[Task material]
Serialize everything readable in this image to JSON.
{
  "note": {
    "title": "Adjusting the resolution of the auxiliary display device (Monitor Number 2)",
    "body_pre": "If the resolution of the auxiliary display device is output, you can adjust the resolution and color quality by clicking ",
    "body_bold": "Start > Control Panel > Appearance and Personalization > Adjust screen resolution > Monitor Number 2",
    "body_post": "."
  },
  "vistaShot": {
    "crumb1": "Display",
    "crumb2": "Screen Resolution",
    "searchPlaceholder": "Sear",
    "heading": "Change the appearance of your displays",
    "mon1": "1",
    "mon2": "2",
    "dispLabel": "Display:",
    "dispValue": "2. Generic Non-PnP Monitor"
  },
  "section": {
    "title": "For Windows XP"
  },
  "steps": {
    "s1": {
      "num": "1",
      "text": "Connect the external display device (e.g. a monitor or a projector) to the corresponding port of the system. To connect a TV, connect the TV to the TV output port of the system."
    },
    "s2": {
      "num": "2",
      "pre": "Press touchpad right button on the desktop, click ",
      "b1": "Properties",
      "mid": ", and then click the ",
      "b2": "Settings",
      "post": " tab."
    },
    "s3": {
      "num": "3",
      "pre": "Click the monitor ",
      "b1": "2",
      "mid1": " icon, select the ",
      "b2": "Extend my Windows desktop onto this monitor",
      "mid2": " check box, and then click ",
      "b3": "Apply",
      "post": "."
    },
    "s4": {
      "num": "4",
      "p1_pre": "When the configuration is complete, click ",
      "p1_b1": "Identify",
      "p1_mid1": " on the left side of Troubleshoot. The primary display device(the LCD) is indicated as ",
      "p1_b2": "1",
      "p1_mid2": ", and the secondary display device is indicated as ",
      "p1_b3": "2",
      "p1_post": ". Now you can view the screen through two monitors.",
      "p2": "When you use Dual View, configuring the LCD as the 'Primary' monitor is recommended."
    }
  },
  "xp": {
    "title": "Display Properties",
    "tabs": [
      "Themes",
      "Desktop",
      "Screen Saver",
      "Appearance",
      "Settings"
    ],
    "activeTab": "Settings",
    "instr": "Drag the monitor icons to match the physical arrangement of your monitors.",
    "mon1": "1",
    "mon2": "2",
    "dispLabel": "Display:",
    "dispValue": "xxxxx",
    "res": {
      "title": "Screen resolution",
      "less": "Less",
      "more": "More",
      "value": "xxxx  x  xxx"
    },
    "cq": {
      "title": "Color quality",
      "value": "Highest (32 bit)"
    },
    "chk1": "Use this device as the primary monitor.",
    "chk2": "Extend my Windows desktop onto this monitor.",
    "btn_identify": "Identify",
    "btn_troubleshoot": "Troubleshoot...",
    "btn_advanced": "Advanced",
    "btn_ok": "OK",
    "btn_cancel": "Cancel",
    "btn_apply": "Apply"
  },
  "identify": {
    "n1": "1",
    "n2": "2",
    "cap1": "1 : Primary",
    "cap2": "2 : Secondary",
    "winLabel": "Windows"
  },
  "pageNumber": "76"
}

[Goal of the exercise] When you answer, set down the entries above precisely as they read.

[Exercise response]
Serialize everything readable in this image to JSON.
{
  "note": {
    "title": "Adjusting the resolution of the auxiliary display device (Monitor Number 2)",
    "body_pre": "If the resolution of the auxiliary display device is output, you can adjust the resolution and color quality by clicking ",
    "body_bold": "Start > Control Panel > Appearance and Personalization > Adjust screen resolution > Monitor Number 2",
    "body_post": "."
  },
  "vistaShot": {
    "crumb1": "Display",
    "crumb2": "Screen Resolution",
    "searchPlaceholder": "Sear",
    "heading": "Change the appearance of your displays",
    "mon1": "1",
    "mon2": "2",
    "dispLabel": "Display:",
    "dispValue": "2. Generic Non-PnP Monitor"
  },
  "section": {
    "title": "For Windows XP"
  },
  "steps": {
    "s1": {
      "num": "1",
      "text": "Connect the external display device (e.g. a monitor or a projector) to the corresponding port of the system. To connect a TV, connect the TV to the TV output port of the system."
    },
    "s2": {
      "num": "2",
      "pre": "Press touchpad right button on the desktop, click ",
      "b1": "Properties",
      "mid": ", and then click the ",
      "b2": "Settings",
      "post": " tab."
    },
    "s3": {
      "num": "3",
      "pre": "Click the monitor ",
      "b1": "2",
      "mid1": " icon, select the ",
      "b2": "Extend my Windows desktop onto this monitor",
      "mid2": " check box, and then click ",
      "b3": "Apply",
      "post": "."
    },
    "s4": {
      "num": "4",
      "p1_pre": "When the configuration is complete, click ",
      "p1_b1": "Identify",
      "p1_mid1": " on the left side of Troubleshoot. The primary display device(the LCD) is indicated as ",
      "p1_b2": "1",
      "p1_mid2": ", and the secondary display device is indicated as ",
      "p1_b3": "2",
      "p1_post": ". Now you can view the screen through two monitors.",
      "p2": "When you use Dual View, configuring the LCD as the 'Primary' monitor is recommended."
    }
  },
  "xp": {
    "title": "Display Properties",
    "tabs": [
      "Themes",
      "Desktop",
      "Screen Saver",
      "Appearance",
      "Settings"
    ],
    "activeTab": "Settings",
    "instr": "Drag the monitor icons to match the physical arrangement of your monitors.",
    "mon1": "1",
    "mon2": "2",
    "dispLabel": "Display:",
    "dispValue": "xxxxx",
    "res": {
      "title": "Screen resolution",
      "less": "Less",
      "more": "More",
      "value": "xxxx  x  xxx"
    },
    "cq": {
      "title": "Color quality",
      "value": "Highest (32 bit)"
    },
    "chk1": "Use this device as the primary monitor.",
    "chk2": "Extend my Windows desktop onto this monitor.",
    "btn_identify": "Identify",
    "btn_troubleshoot": "Troubleshoot...",
    "btn_advanced": "Advanced",
    "btn_ok": "OK",
    "btn_cancel": "Cancel",
    "btn_apply": "Apply"
  },
  "identify": {
    "n1": "1",
    "n2": "2",
    "cap1": "1 : Primary",
    "cap2": "2 : Secondary",
    "winLabel": "Windows"
  },
  "pageNumber": "76"
}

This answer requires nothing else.